  5. ^ "The country where disabled people are beaten and chained". BBC. Retrieved 2015-07-28.
  6. ^ "Spirit children of Ghana". Guardian. Retrieved 2015-05-29.
  7. ^ "Ghana Bans Killing of Children". Pacific. Retrieved 2015-05-29.
  8. ^ "Paul Apowida: From Ghanaian 'spirit boy' to UK soldier". BBC. Retrieved 2015-07-28.
  9. ^ "Telegraph Christmas Appeal: saving the cursed children of Ghana". The Daily Telegraph. Retrieved 2015-07-28.
  10. ^ Vivian E D Ampadu. "The Depiction of Mental Illness in Nigerian and Ghanaian movies: A negative or positive impact on mental health awareness in Ghana?" (PDF). Disability-studies.leeds.ac.uk. Retrieved 2016-09-17.
  11. ^ "Paralympic Results & Historical Records". Paralympic.org. Retrieved 2015-07-28.
  12. ^ a b c "About us --- Ghana Federation of Disability Organizations". www.gfdgh.org. Retrieved 2018-04-18.
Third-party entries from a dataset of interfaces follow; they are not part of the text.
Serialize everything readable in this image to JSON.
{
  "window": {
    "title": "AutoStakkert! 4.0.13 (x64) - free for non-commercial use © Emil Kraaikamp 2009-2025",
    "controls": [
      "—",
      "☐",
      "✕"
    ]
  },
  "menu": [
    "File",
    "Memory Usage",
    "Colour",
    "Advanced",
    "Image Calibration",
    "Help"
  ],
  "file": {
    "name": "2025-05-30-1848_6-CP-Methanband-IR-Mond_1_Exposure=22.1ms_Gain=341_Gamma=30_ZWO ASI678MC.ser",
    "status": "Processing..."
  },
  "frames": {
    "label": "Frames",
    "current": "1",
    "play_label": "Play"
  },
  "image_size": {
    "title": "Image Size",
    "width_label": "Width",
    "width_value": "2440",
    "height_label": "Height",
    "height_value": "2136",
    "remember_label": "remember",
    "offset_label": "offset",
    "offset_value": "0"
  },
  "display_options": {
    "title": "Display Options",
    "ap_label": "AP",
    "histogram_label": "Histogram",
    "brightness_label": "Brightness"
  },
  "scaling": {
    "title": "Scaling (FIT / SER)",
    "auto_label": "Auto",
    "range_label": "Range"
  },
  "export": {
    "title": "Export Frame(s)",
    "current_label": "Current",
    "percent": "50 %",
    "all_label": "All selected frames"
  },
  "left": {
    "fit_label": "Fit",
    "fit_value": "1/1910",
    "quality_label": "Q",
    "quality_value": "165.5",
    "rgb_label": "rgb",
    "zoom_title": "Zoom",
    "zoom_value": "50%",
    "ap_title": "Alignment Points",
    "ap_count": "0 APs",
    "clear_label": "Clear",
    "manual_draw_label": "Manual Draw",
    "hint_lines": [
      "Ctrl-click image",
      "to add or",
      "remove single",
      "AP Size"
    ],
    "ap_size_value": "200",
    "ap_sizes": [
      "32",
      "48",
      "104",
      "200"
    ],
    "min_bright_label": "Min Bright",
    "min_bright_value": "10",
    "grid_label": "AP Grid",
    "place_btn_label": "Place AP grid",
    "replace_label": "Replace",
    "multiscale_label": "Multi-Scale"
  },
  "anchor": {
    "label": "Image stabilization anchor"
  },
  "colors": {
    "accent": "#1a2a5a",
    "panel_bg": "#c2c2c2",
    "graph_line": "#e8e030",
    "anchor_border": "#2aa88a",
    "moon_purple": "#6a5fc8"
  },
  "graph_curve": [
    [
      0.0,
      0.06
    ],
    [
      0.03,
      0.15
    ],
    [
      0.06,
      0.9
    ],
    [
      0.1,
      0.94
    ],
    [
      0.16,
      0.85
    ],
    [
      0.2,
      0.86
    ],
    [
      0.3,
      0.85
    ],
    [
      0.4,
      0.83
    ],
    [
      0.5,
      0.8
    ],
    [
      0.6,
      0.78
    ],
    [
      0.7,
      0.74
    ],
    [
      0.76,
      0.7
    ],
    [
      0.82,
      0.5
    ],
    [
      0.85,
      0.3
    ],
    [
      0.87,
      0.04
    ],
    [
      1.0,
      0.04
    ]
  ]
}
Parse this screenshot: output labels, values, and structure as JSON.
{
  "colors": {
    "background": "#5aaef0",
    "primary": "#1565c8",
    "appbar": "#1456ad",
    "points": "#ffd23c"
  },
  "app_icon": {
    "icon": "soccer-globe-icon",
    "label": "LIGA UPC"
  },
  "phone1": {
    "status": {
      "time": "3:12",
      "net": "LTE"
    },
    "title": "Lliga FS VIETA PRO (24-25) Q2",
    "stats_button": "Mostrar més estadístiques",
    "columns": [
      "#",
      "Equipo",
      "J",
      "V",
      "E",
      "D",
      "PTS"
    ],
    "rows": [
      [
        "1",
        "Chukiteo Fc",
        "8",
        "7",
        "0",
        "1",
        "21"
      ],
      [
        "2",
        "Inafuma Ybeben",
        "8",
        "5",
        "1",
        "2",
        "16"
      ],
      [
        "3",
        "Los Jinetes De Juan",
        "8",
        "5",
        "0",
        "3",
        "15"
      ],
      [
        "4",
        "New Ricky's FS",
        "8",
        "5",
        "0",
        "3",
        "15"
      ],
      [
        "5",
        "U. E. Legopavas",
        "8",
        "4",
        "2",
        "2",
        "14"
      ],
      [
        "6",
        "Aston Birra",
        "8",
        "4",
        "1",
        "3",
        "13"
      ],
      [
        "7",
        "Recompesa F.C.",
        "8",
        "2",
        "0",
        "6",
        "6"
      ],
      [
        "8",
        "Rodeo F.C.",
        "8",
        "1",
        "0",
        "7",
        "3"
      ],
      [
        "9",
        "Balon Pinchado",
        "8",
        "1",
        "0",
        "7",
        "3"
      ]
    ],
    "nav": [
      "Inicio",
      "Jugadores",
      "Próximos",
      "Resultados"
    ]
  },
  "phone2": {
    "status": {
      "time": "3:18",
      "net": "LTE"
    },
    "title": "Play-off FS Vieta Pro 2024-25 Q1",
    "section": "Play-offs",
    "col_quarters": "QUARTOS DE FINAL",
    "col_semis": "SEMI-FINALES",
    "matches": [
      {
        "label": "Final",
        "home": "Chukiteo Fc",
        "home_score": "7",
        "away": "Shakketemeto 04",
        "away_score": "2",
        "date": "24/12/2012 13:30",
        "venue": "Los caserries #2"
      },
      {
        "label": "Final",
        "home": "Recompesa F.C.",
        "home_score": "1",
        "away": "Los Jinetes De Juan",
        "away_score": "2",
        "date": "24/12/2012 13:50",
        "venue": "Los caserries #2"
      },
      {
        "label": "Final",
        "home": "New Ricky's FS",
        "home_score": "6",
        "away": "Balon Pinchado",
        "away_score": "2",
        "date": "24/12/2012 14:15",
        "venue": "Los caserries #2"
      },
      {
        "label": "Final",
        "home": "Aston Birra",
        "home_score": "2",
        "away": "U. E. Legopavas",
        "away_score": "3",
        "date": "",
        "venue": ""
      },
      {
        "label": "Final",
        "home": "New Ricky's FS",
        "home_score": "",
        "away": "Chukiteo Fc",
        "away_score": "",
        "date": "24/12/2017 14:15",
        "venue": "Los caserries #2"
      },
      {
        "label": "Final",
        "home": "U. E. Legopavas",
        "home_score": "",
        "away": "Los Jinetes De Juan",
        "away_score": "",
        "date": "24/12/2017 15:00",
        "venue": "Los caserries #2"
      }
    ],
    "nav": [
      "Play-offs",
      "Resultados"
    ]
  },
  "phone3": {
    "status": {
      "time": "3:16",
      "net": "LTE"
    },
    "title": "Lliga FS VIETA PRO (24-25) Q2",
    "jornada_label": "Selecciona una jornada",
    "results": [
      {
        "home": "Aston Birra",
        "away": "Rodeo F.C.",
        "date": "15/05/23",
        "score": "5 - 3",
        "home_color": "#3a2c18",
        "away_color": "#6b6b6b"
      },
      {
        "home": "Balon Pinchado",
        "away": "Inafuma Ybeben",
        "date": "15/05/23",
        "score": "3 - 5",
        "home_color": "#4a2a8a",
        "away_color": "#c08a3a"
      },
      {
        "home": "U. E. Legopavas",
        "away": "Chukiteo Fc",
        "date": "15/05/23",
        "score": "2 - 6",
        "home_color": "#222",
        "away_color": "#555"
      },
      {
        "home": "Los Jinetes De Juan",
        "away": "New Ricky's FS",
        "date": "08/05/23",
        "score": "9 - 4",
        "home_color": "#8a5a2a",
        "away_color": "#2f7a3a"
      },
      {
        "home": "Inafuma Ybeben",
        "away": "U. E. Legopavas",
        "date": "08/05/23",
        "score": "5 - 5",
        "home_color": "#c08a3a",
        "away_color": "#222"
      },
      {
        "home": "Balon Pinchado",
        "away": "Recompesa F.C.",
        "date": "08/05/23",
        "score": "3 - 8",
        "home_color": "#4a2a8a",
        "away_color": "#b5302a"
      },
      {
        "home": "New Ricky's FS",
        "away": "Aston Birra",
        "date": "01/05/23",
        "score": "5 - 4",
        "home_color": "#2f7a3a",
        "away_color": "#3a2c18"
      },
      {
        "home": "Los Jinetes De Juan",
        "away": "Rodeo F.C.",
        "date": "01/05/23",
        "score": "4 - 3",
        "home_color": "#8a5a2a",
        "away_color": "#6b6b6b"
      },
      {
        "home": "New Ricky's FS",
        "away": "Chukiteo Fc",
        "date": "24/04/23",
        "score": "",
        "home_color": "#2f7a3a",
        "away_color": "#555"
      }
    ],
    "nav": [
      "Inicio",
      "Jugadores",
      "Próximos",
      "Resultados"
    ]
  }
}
  13. ^ "Ghana Federation of Disability Organisations petitions President - Ghana Business News". www.ghanabusinessnews.com. Retrieved 2018-05-09.
  14. ^ "WHO | GHANA". www.who.int. Retrieved 2018-05-02.
  15. ^ a b "Restricted: Mental Disability in Ghana - Human Rights Brief". Human Rights Brief. 2016-10-19. Retrieved 2018-05-02.
  16. ^ a b Edwards, Jocelyn (January 2014). "Ghana's mental health patients confined to prayer camps". The Lancet. 383 (9911): 15–16. doi:10.1016/S0140-6736(13)62717-8. ISSN 0140-6736.
  17. ^ "Ghana Breaks The Chains On Mental Health". Human Rights Watch. 2017-10-16. Retrieved 2018-05-09.
  18. ^ Arias D, Taylor L, Ofori-Atta A, Bradley EH (2016) Prayer Camps and Biomedical Care in Ghana: Is Collaboration in Mental Health Care Possible? PLoS ONE 11(9): e0162305. doi:10.1371/journal.pone.0162305


  1. ^ Reiter, Matthew (2016-10-19). "Restricted: Mental Disability in Ghana - Human Rights Brief". Human Rights Brief. Retrieved 2018-04-11.